He says: Polyamory can mean a lot of things, depending on the situation. A couple may incorporate a third (unicorn) into their already-strong relationship, or one member of the couple may maintain extra-curricular “dating” relationships outside of their main one. Further, relationships could hypothetically span a wide range of people, each having their own bond with one another. The trend, though, is not toward stability.

Because polyamory is only starting to spread, I hesitate to make a general statement about it that might offend its staunch supporters, but alas, I must be honest. The only successful long-term polyamorous relationships I’ve seen have been triads that start out as a solid companionship between two people. Every other aspect of polyamory that I’ve seen has been fleeting and temporary. That isn’t to say that it can’t happen, but the lifestyle lends itself more to exploration than longevity.

Personally, the thought of kindling another relationship on top of the one I already have makes my palms sweat. Maybe I’d feel differently if Dorkys wasn’t such a handful. Who knows? As it is, I wouldn’t turn down the opportunity to flirt and play with others together with no strings, but franchising the relationship would stretch my resources too thin.

She says: My first thoughts when I hear about polyamorous relationships deal with jealousy. How don’t the people involved feel threatened? I’m sure it could work, but only if every link in the chain is safe, honest and checks their ego at the door otherwise girls will end up crying when he spends more time with one instead of the other. Or at least I know I would.

I also wonder how deeply they can all love one another in the initial stages. Where do they find the time and energy it takes to build something meaningful in multiple relationships? I know some poly people feel restricted by idea that once you fall in love with someone, you’re forbidden to feel the same for another person. I understand that, but at the end of the day, I like having my one go-to person and learning how to compromise and figure out the puzzle that is this sole relationship. Because I’ve no other choice (other than breaking up and finding someone else, of course), I’m forced to learn what makes him tick, what ticks me off and how we can become a better fit for each other. This isn’t to say other things are off limits, just that at the end of it all, we’d rather just come home to each other.

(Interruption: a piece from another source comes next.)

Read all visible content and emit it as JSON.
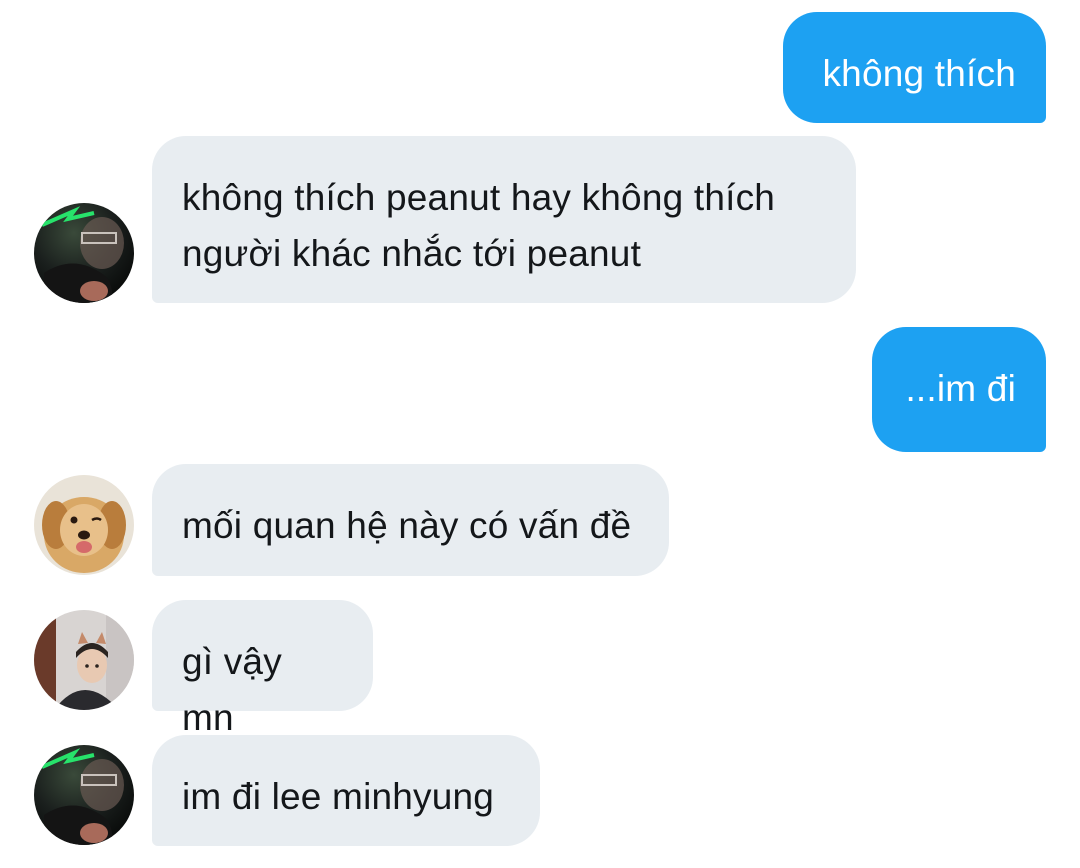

Still, it’s beautiful to see people pursuing and giving love with no qualms about what society deems appropriate or not and I admire their ability to put aside any insecurities to do so. The first time I attended one of their events, I smiled at the thought that everyone’s just trying to find what suits them and makes them happy whether it’d be for the moment or something long-lasting. It’s obviously not for everyone, but just because it’s not doesn’t mean it’s wrong.

What do you think about polyamory? What would it take for a consensual non-monogamous relationship to truly work?


And finally…the best song by Erasure: I love to hate you 😉 (again: non-anglophones, scroll down to read the lyrics!)

I’m crazy flowing over with ideas
A thousand ways to woo a lover so sincere
Love and hate what a beautiful combination
Sending shivers up and down my spine

For every Casanova that appears
My sense of hesitation disappears
Love and hate what a beautiful combination
Sending shivers up and down my spine

And the lovers that you sent for me
Didn’t come with any satisfaction guarantee
So I return them to the sender
And the note attached will read

How I love to hate you
I love to hate you
I love to hate you
I love to hate you

Oh you really still expect me to believe
Every single letter I receive
Sorry you what a shameful situation
Sending shivers up and down my spine

I like to read a murder mystery
I like to know the killer isn’t me
Love and hate what a beautiful combination
Sending shivers make me quiver
Feel it sliver up and down my spine

How I love to hate you
I love to hate you
I love to hate you
I love to hate you

Deus me livre!

Ah, vai, admita, você gostou do trocadilho… 😛 Ok, ok, lá vai outro na mesma linha: LIVRE-SE da ignorância! 😉 ahhahahahah (clique nas fotos para vê-las em tamanho maior – elas vieram desse blog)